Marilyn Hacker presented the 19th Joshua Ringel Memorial Reading on April 10, 2016, in the Baltimore Museum of Art Meyerhoff Auditorium.
Johns Hopkins University - Center for Talented Youth (CTY)
The Joshua Ringel Memorial Fund
5801 Smith Ave, Ste 400
Baltimore, MD 21209
“One of the most extraordinarily innovative poets writing today.” — Los Angeles Times
Since winning the 1974 National Book Award for her first collection, Presentation Piece, Marilyn Hacker has been, in the words of Julia Alvarez, “one of our best singers—by turns elegiac and fierce, sweet and witty. With each new collection her voice grows richer, more resonant, sorrowing and lovely.”
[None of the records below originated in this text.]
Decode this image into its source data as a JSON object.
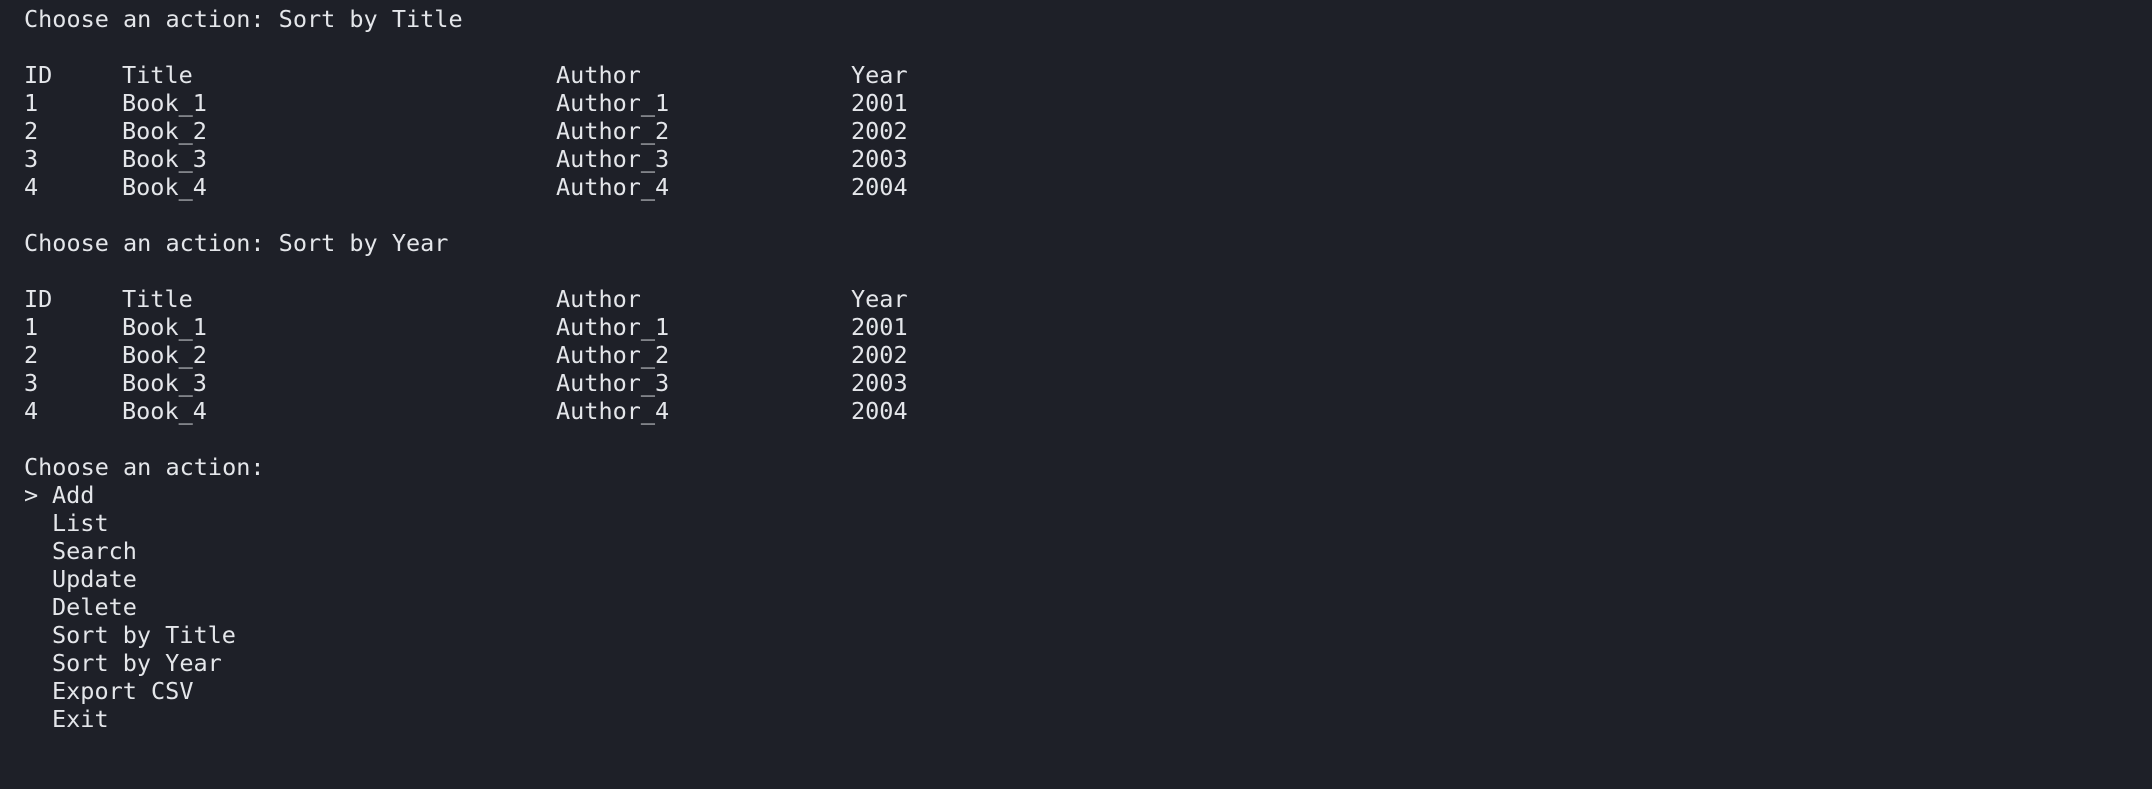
{
  "blocks": [
    {
      "prompt": "Choose an action: Sort by Title",
      "headers": [
        "ID",
        "Title",
        "Author",
        "Year"
      ],
      "rows": [
        [
          "1",
          "Book_1",
          "Author_1",
          "2001"
        ],
        [
          "2",
          "Book_2",
          "Author_2",
          "2002"
        ],
        [
          "3",
          "Book_3",
          "Author_3",
          "2003"
        ],
        [
          "4",
          "Book_4",
          "Author_4",
          "2004"
        ]
      ]
    },
    {
      "prompt": "Choose an action: Sort by Year",
      "headers": [
        "ID",
        "Title",
        "Author",
        "Year"
      ],
      "rows": [
        [
          "1",
          "Book_1",
          "Author_1",
          "2001"
        ],
        [
          "2",
          "Book_2",
          "Author_2",
          "2002"
        ],
        [
          "3",
          "Book_3",
          "Author_3",
          "2003"
        ],
        [
          "4",
          "Book_4",
          "Author_4",
          "2004"
        ]
      ]
    }
  ],
  "menu": {
    "prompt": "Choose an action:",
    "cursor": ">",
    "selected_index": 0,
    "items": [
      "Add",
      "List",
      "Search",
      "Update",
      "Delete",
      "Sort by Title",
      "Sort by Year",
      "Export CSV",
      "Exit"
    ]
  },
  "colors": {
    "background": "#1e2028",
    "foreground": "#e4e6ea"
  }
}
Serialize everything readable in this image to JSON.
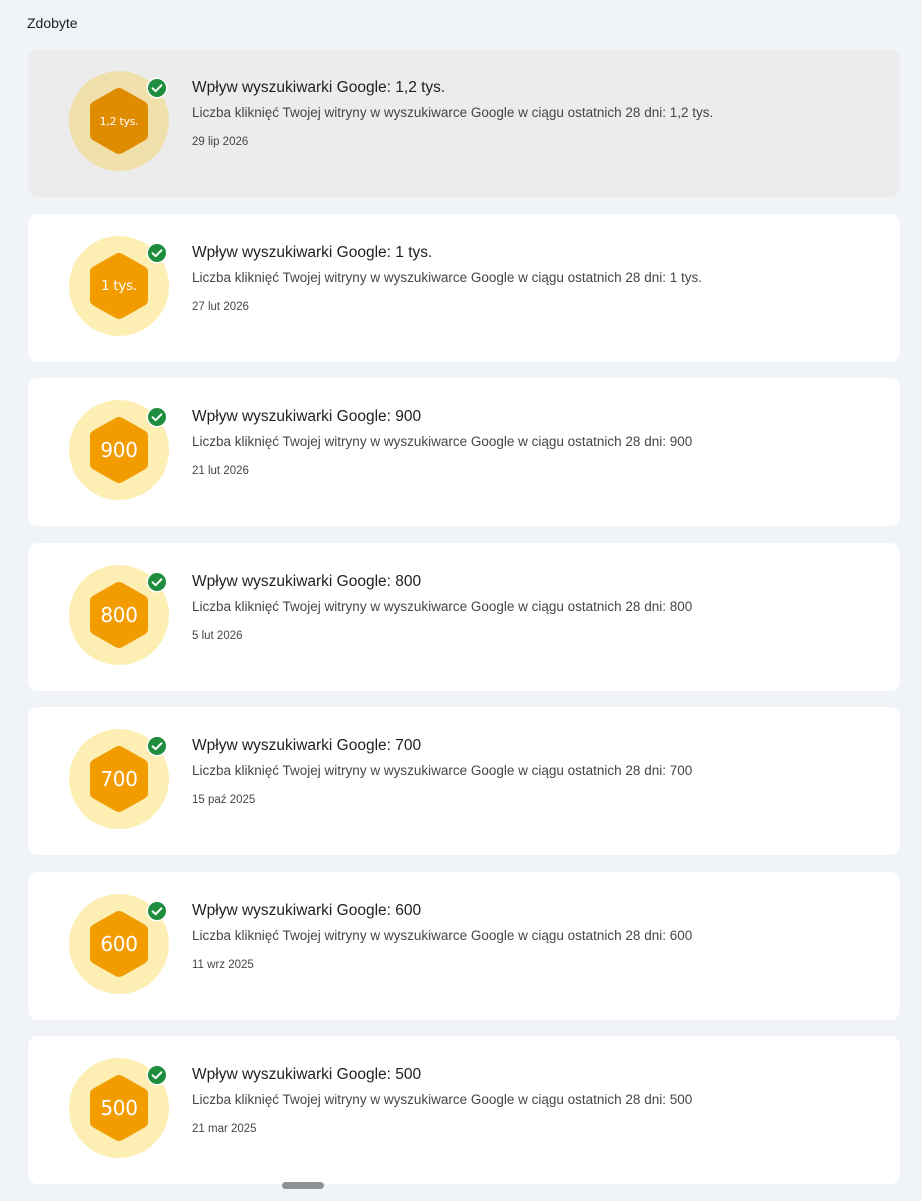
{
  "section": {
    "title": "Zdobyte"
  },
  "colors": {
    "hexagon_selected": "#e08c00",
    "hexagon": "#f29c00",
    "check": "#1e8e3e"
  },
  "icons": {
    "badge": "hexagon-icon",
    "earned": "check-circle-icon"
  },
  "achievements": [
    {
      "badge": "1,2 tys.",
      "title": "Wpływ wyszukiwarki Google: 1,2 tys.",
      "description": "Liczba kliknięć Twojej witryny w wyszukiwarce Google w ciągu ostatnich 28 dni: 1,2 tys.",
      "date": "29 lip 2026"
    },
    {
      "badge": "1 tys.",
      "title": "Wpływ wyszukiwarki Google: 1 tys.",
      "description": "Liczba kliknięć Twojej witryny w wyszukiwarce Google w ciągu ostatnich 28 dni: 1 tys.",
      "date": "27 lut 2026"
    },
    {
      "badge": "900",
      "title": "Wpływ wyszukiwarki Google: 900",
      "description": "Liczba kliknięć Twojej witryny w wyszukiwarce Google w ciągu ostatnich 28 dni: 900",
      "date": "21 lut 2026"
    },
    {
      "badge": "800",
      "title": "Wpływ wyszukiwarki Google: 800",
      "description": "Liczba kliknięć Twojej witryny w wyszukiwarce Google w ciągu ostatnich 28 dni: 800",
      "date": "5 lut 2026"
    },
    {
      "badge": "700",
      "title": "Wpływ wyszukiwarki Google: 700",
      "description": "Liczba kliknięć Twojej witryny w wyszukiwarce Google w ciągu ostatnich 28 dni: 700",
      "date": "15 paź 2025"
    },
    {
      "badge": "600",
      "title": "Wpływ wyszukiwarki Google: 600",
      "description": "Liczba kliknięć Twojej witryny w wyszukiwarce Google w ciągu ostatnich 28 dni: 600",
      "date": "11 wrz 2025"
    },
    {
      "badge": "500",
      "title": "Wpływ wyszukiwarki Google: 500",
      "description": "Liczba kliknięć Twojej witryny w wyszukiwarce Google w ciągu ostatnich 28 dni: 500",
      "date": "21 mar 2025"
    }
  ]
}
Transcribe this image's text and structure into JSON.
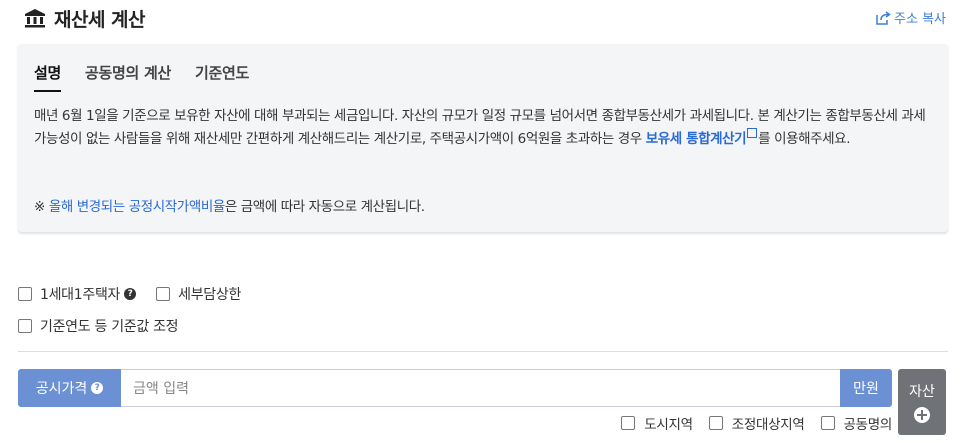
{
  "header": {
    "icon": "bank-icon",
    "title": "재산세 계산",
    "copy_link_icon": "share-icon",
    "copy_link_label": "주소 복사"
  },
  "info": {
    "tabs": [
      {
        "label": "설명",
        "active": true
      },
      {
        "label": "공동명의 계산",
        "active": false
      },
      {
        "label": "기준연도",
        "active": false
      }
    ],
    "description_part1": "매년 6월 1일을 기준으로 보유한 자산에 대해 부과되는 세금입니다. 자산의 규모가 일정 규모를 넘어서면 종합부동산세가 과세됩니다. 본 계산기는 종합부동산세 과세 가능성이 없는 사람들을 위해 재산세만 간편하게 계산해드리는 계산기로, 주택공시가액이 6억원을 초과하는 경우 ",
    "description_link": "보유세 통합계산기",
    "description_part2": "를 이용해주세요.",
    "note_prefix": "※ ",
    "note_link": "올해 변경되는 공정시작가액비율",
    "note_suffix": "은 금액에 따라 자동으로 계산됩니다."
  },
  "options": {
    "one_house": "1세대1주택자",
    "tax_burden_cap": "세부담상한",
    "base_year_adjust": "기준연도 등 기준값 조정"
  },
  "price": {
    "label": "공시가격",
    "placeholder": "금액 입력",
    "unit": "만원"
  },
  "asset_button": {
    "label": "자산",
    "icon": "plus-circle-icon"
  },
  "asset_options": {
    "urban": "도시지역",
    "regulated": "조정대상지역",
    "joint": "공동명의"
  },
  "colors": {
    "accent": "#6b91d4",
    "link": "#2a6ad4",
    "asset_button": "#6f7378"
  }
}
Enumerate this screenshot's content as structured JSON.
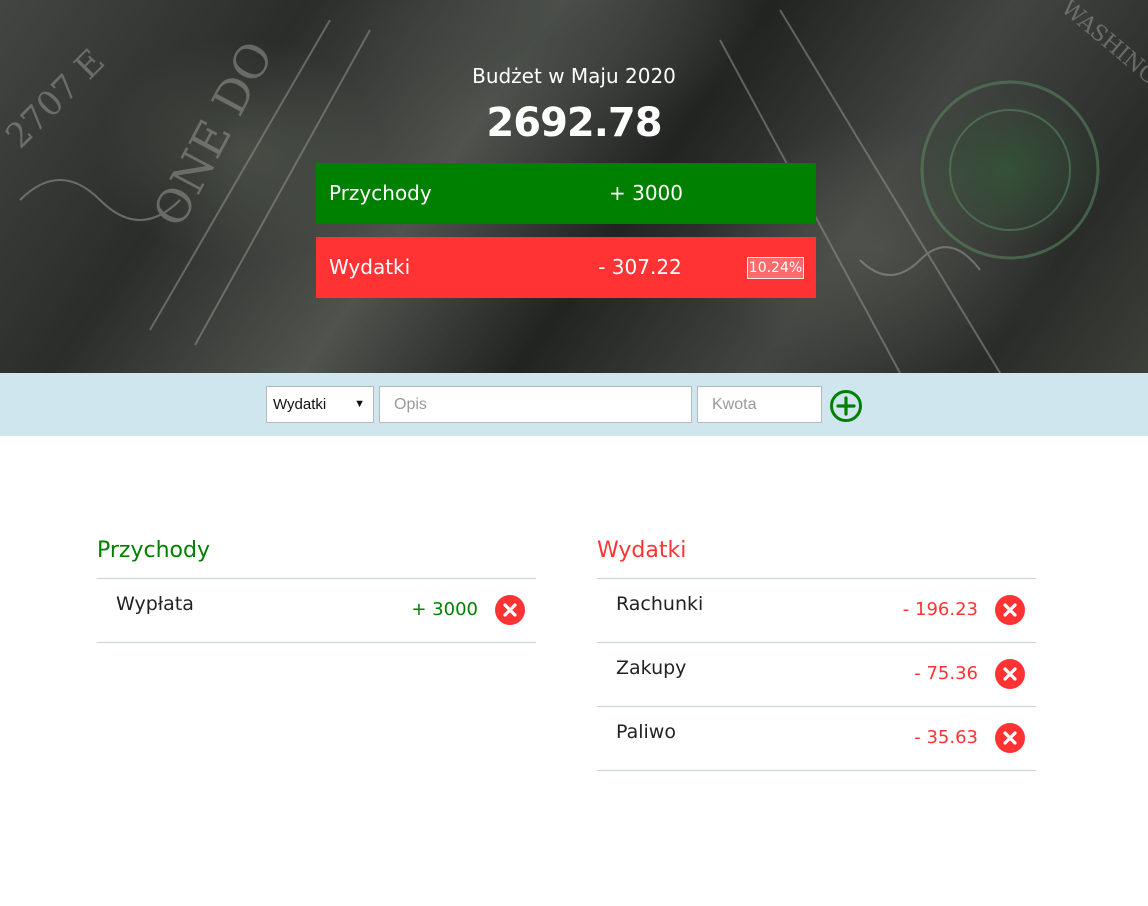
{
  "header": {
    "title": "Budżet w Maju 2020",
    "total": "2692.78",
    "income": {
      "label": "Przychody",
      "value": "+ 3000"
    },
    "expenses": {
      "label": "Wydatki",
      "value": "- 307.22",
      "percent": "10.24%"
    }
  },
  "add_form": {
    "type_selected": "Wydatki",
    "description_placeholder": "Opis",
    "amount_placeholder": "Kwota",
    "add_icon": "plus-circle-icon"
  },
  "income_list": {
    "title": "Przychody",
    "items": [
      {
        "description": "Wypłata",
        "amount": "+ 3000"
      }
    ]
  },
  "expense_list": {
    "title": "Wydatki",
    "items": [
      {
        "description": "Rachunki",
        "amount": "- 196.23"
      },
      {
        "description": "Zakupy",
        "amount": "- 75.36"
      },
      {
        "description": "Paliwo",
        "amount": "- 35.63"
      }
    ]
  },
  "colors": {
    "income": "#008000",
    "expense": "#ff3333",
    "add_bar": "#cfe6ee",
    "delete_icon": "#ff3333"
  }
}
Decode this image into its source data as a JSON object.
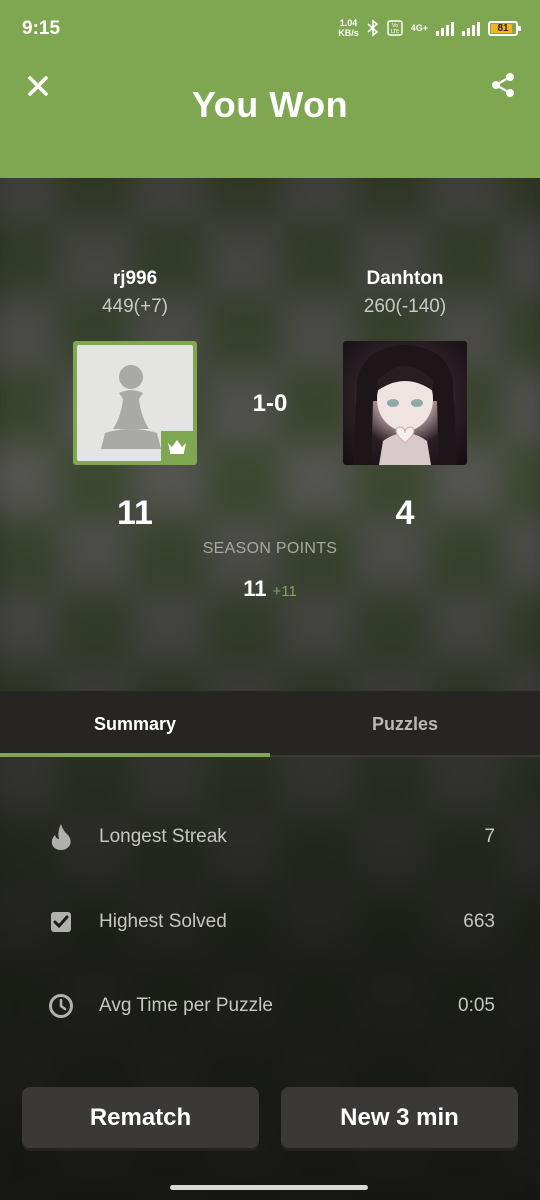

Her numerous poetry collections include Going Back to the River, Winter Numbers, Desperanto, Names, and A Stranger’s Mirror. Called a “radical formalist,” Hacker distinguishes her poetry through her masterful use of poetic forms that transcend geography and time, as she meditates on decidedly contemporary concerns such as AIDS, gay marriage, geopolitics, and modern city life in New York and Paris.
Marilyn Hacker is the recipient of the National Book Award, The Lenore Marshall Poetry Prize, and the Lambda Literary Award, among others. Her translations include works by Marie Etienne, Vénus Khoury-Ghata, and Claire Malroux and received the PEN Award for Poetry in Translation. Marilyn Hacker’s work has been recognized by grants from the Guggenheim and Ingrid Merril Foundations, and her essays have been collected in a volume entitled Unauthorized Voices: Essays on Poets and Poetry. She currently lives in Paris.
Image: Courtesy Blue Flower Arts.
The Joshua Ringel Memorial Fund memorializes CTY alumnus Joshua Ringel and his mother, Barbara, supporting a free annual poetry reading in Baltimore for both lovers of poetry, and those who wish to learn to love it as Joshua did.
Josh's teacher, the renowned poet Kenneth Koch, gave the inaugural Joshua Ringel Memorial Reading in 1998.
Since then, many other distinguished poets, including Billy Collins, John Ashbery, Sharon Olds, and Kevin Young, have lent their voices to this remarkable series. A gift by Josh's father, Mel Ringel, in 2004 created an endowment at Johns Hopkins, with a goal of sustaining the Reading in perpetuity.
On October 27, 1996, Joshua Ringel died in a motorcycle accident in the beautiful countryside near Madrid. In 1998, Barbara, Mel, and Susannah Ringel established the Joshua Ringel Memorial Readings. On December 3, 2002, at age 66, Barbara died of thyroid cancer. The poetry readings were her dream. Now they are a memorial to her as well as Josh.
Josh was born in Baltimore on December 20, 1968. His early zest for learning language, literature, history, chess, and wrestling, was nurtured during his twelve years at Gilman School. While in middle school, Josh was also a student at the Center for Talented Youth at Johns Hopkins.
Except for a semester studying Spanish in Seville, and summers in Baltimore, he lived in Manhattan for most of 1987-1994. He majored in Spanish Language and Literature at Columbia and was fluent in Spanish when he earned his BA in 1992. Josh was proud that Kenneth Koch accepted him as a student of poetry writing. He also studied tap dancing, sang in a gospel singing group and was a DJ of "Blues and Bach" at Columbia's WKCR. Until 1994 he lived in and enjoyed New York by working as a desk attendant at Barnard College. The workers of Local 2110 elected him Shop Steward.
In 1994, Josh moved to Alcobendas, Spain, to teach English to children at the Lambda School. There, too, he did more--dancing at the best clubs in Madrid, running the 1995 Madrid Marathon and motorcycling. Josh's exuberance infected his students. They paid him their ultimate compliment--a trophy labeled, "Al Profe Mas Guay" (Cool).
Contributions are welcome to support the Joshua Ringel Memorial Fund. To donate online, enter your gift in the Other Amount box, select "Other" in the gift designation field, and type the Joshua Ringel Memorial Fund in the Other Designation box.
For more information on how you can help or be added to the Ringel mailing list, you can email us or call (410) 735-6009.
Contributions and mailing list additions may also be sent directly to:
The Johns Hopkins University
Center for Talented Youth
The Joshua Ringel Memorial Fund
P.O. Box 64710
Baltimore, MD 21264